Aug 15, 2011

Canyon Creek Backpacking, Trinity Alps

Last weekend I got the chance to go hiking in Trinity Alps Wilderness in Northern CA.  It's an area I've been wanting to visit for some time, but logistics are challenging - it's a ~6hr drive from the Bay Area and there is only a narrow season when hiking wouldn't require snow traversal.

The Trinity Alps area is very large, we hiked only one valley.  The trail starts down the valley shown in the upper left side of the above photo, climbs slowly along Canyon Creek, and then there is a short scramble up to these lakes: Lower and Upper Canyon Creek Lakes at around the 8 mile mark.  The trail then cuts between the two lakes and after a short stream fording wraps around to the northern side of the upper creek (right side of photo).  Most folks stop and camp around here.

We cut east (camera in the above photo is facing west) climbing at a 40-60% grade for the another mile up to L Lake (some maps show "el" or "ell").  We camped on the granite domes above and to the south. That last mile was quite tiring, but rewarding.  We were sitting in a bowl with a great view of the surrounding area and night sky.  We enjoyed the Perseid meteor shower until around 11pm when the full moon rose above the nearby ridges and the whole valley was illuminated.

The map below shows the rough trace of the trail, although I just drew this by hand from memory rather than GPS, so it's not entirely accurate.

View Trinity Alps, Canyon Creek in a larger map

Aug 4, 2011

Can we build communities with Google+ ?

Apologies, this might be a bit long.  I want to discuss an idea for Google+.

Progression of a Community
Imagine a mailing list about a somewhat broad topic, rock climbing.  This could apply to other social software systems (bbs, forum, social news), but I’ll use the mailing list for my example.

Initially the list grows out of a small group of contributors, likely folks who know each other IRL.  For these seed members, the list is just a convenient way to communicate out-of-bandf, organize trips, share local news, etc.  It’s a shorthand version of a cc list in email.

Over time, people invite their friends and the list starts to grow.  Geographical differences may begin separate the members.  If you could draw the social graph of the members, it would have sub-clumps.  At this stage, not everyone knows each other any longer.

As the list continues to grow, at some point the signal to noise starts to creep up on the list.  Reading a discussion on a local rock face in another time zone is minimally relevant.  More annoying is that user on the list trying to sell a new belay device to this targeted rock climbing audience.  At this stage, a community can collapse under it's own weight.

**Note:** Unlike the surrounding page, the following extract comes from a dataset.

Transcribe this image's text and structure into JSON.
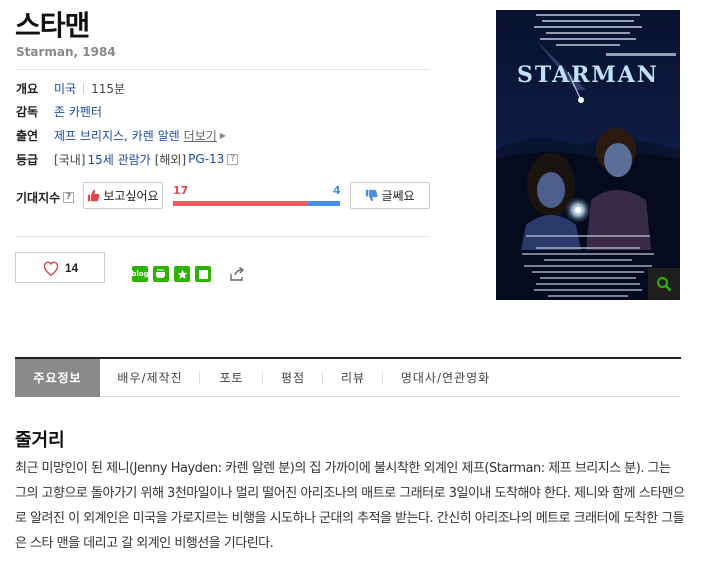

Scaling Patterns
Strong communities usually attempt to solve the above problems.  The attempts often fall into one or more of several patterns:

  • Individuals who are least similar to the “list personality” unsubscribe or are forced out.
  • A subgroup of “community administrators” creates strict rules defining acceptable content or acceptable users, removing content or approving it.  This administrator group can eventually have scaling problems too.  Wikipedia is a classic example of this approach.
  • Formation of fractured smaller lists to discuss more specific topics.  Reddit is a classic example with its numerous subreddits.
  • Using algorithms / voting to promote the more interesting discussions to help users filter content from noise.  Digg or the reddit home page are classic examples here.
  • I don't think that these patterns are full solutions.  Some seem to allow for a larger scale without fully solving the scaling problem.  Some succeed at promoting content that is most interesting to the lowest common denominator, but fail at promoting what’s most interesting to each individual.

Communities in Google+
I wonder if + Circles with some tweaks could work better as a community model.  I’m interested in your ideas, but here is my strawman:

  • Anyone can form a “public” rock climbing circle, but it doesn’t contain people, it contains comments, so let’s call it a rock climbing square rather than a circle. 
  • I can post to that square.  Those posts don’t show up in the streams of people who follow me.
  • All posts to the square are visible, but it’s liable to get noisy and unlikely anyone will really pay attention to the full stream for long.
  • I can follow other people strictly within the context of the rock climbing square.  I won’t see their public posts, just their rock climbing posts, but it’s public in a sense as they aren’t required to follow me in return.
  • I can reshare strictly within the context of the rock climbing square.  If Bob is following Alice, Alice is following Charlie, but Bob is not following Charlie - then Alice resharing a post from Charlie will display it to Bob, thus giving the square friend of a friend semantics with a filtering component.

In this sense, the community becomes a very weakly defined notion.  It’s not a fully connected graph like facebook, forums, or mailing lists.  It’s not disconnected subtopics either, like subreddits.  Members become filters for other members, and I can pick and choose my filters as their interests match my interests.

It has many similarities to twitter, but one important difference that I see (other than the character limit).  I can follow someone’s rock climbing posts without following their underwater basketweaving posts.

What do you think?  How could this be improved?

PS: I work for Google Search, but have no visibility into what the Google+ team’s plans are.  As a result I assume it’s safe to write about this kind of thing, but do remember - these are just my personal thoughts.